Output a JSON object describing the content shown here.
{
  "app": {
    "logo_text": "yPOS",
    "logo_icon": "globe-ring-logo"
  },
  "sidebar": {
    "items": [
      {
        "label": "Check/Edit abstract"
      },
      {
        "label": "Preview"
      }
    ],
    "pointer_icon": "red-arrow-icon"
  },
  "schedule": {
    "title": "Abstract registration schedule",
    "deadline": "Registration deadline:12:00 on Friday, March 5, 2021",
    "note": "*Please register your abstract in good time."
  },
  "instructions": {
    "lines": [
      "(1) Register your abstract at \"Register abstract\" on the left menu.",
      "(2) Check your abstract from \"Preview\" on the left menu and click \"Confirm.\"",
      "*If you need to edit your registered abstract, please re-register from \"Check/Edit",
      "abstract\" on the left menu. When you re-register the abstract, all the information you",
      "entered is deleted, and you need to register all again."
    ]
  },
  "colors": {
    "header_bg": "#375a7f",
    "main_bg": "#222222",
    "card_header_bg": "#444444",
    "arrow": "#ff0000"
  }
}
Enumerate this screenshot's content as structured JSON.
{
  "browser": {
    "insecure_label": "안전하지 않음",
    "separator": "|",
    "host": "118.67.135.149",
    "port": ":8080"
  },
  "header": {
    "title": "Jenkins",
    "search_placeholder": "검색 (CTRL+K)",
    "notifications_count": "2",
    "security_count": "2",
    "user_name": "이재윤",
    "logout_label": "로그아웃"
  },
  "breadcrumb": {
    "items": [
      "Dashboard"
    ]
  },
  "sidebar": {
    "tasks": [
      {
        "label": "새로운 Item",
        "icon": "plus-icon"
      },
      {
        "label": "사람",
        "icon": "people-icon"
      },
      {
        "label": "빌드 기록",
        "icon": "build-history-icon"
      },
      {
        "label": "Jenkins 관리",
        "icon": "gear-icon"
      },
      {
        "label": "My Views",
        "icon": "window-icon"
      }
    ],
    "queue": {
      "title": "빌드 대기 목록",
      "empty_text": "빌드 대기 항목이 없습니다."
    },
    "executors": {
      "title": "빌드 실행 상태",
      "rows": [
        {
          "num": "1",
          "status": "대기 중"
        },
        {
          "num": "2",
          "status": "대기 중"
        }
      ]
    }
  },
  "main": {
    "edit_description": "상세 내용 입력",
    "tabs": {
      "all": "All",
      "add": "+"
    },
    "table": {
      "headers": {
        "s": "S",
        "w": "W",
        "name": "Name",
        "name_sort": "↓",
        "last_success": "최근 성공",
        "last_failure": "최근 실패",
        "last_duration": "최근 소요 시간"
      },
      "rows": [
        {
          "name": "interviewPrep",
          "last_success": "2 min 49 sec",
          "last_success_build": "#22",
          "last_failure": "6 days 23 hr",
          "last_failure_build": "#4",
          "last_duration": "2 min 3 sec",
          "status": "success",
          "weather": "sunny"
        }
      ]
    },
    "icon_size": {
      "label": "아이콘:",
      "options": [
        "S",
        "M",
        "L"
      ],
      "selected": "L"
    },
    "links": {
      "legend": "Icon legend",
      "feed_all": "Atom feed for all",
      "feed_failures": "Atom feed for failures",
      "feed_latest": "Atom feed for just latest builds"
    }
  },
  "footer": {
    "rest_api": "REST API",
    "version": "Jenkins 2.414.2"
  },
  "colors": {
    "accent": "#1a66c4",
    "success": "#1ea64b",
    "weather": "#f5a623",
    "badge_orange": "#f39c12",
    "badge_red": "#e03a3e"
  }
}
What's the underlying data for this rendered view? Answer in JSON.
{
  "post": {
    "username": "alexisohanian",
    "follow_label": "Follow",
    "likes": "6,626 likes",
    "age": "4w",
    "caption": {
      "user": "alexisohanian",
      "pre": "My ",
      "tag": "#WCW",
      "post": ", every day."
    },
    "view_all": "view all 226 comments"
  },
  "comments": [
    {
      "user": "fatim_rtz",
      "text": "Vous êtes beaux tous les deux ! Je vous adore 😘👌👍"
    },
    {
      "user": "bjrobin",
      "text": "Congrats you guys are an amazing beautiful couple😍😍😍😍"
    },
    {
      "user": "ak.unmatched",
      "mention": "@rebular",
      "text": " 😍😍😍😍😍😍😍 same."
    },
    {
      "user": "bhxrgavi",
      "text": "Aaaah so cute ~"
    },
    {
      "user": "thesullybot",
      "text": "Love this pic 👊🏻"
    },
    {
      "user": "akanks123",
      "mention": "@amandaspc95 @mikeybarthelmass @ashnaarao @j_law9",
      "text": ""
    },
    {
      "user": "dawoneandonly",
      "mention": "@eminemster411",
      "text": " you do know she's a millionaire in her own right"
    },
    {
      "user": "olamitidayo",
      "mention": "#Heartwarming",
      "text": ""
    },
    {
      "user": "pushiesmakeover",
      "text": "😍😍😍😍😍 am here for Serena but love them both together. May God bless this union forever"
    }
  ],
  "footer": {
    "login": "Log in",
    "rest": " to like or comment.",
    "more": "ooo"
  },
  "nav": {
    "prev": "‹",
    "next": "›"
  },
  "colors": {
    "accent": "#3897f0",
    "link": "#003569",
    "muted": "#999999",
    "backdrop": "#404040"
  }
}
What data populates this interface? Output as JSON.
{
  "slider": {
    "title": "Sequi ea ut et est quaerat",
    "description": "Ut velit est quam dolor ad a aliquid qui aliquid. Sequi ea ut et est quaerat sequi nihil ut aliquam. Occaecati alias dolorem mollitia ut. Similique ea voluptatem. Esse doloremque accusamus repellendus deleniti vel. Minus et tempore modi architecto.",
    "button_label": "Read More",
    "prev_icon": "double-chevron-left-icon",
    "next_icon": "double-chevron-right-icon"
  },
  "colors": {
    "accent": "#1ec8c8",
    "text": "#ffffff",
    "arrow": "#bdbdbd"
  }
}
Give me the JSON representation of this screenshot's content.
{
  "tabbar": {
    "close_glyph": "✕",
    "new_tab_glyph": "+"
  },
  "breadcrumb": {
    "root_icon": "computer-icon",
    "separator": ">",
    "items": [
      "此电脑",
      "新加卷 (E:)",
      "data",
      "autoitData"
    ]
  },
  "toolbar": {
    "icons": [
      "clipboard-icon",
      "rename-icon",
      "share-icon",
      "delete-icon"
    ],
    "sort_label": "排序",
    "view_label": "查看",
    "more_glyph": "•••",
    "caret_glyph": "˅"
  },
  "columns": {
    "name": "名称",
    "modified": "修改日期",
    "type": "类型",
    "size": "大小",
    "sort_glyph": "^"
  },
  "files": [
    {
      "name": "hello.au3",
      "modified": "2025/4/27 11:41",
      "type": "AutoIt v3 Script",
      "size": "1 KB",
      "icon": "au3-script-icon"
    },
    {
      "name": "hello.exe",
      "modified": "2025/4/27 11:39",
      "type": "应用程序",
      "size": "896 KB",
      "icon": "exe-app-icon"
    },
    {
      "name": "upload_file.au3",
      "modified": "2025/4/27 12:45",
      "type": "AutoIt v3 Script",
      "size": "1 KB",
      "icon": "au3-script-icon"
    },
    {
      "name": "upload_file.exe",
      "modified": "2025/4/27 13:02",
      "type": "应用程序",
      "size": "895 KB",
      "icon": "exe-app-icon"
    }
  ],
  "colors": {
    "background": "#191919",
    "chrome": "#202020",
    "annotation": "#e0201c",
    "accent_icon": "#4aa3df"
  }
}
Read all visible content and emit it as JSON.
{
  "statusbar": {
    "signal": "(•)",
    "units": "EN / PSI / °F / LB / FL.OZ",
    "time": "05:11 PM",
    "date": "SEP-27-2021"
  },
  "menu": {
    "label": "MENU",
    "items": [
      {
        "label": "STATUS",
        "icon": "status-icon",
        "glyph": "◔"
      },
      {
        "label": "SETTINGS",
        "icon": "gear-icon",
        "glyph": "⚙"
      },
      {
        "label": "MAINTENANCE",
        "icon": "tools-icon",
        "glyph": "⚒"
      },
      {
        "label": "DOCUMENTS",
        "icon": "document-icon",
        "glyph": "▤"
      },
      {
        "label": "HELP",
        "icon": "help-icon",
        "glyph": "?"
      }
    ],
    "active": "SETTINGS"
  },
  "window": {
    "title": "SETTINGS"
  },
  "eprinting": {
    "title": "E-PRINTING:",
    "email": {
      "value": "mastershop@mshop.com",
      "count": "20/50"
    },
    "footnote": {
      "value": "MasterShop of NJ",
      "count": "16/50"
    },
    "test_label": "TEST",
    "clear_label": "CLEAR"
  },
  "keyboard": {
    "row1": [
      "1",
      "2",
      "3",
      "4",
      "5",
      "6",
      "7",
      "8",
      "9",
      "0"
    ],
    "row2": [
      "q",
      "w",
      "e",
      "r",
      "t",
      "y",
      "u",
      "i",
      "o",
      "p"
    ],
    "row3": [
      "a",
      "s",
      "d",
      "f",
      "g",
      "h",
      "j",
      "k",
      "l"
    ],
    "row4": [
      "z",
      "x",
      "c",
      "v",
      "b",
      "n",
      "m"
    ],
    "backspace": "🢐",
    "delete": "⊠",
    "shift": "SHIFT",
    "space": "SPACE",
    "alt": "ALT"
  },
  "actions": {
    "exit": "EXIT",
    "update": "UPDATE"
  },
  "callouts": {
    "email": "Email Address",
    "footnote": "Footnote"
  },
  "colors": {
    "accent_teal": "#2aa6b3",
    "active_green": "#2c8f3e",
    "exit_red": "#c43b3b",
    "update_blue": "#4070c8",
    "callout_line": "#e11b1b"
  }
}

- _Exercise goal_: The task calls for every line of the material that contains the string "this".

- _Answer to the exercise_:
Enumerate this screenshot's content as structured JSON.
What's the underlying data for this rendered view? Answer in JSON.
      "text": "Love this pic 👊🏻"
      "text": "😍😍😍😍😍 am here for Serena but love them both together. May God bless this union forever"
What data populates this interface? Output as JSON.
Give me the JSON representation of this screenshot's content.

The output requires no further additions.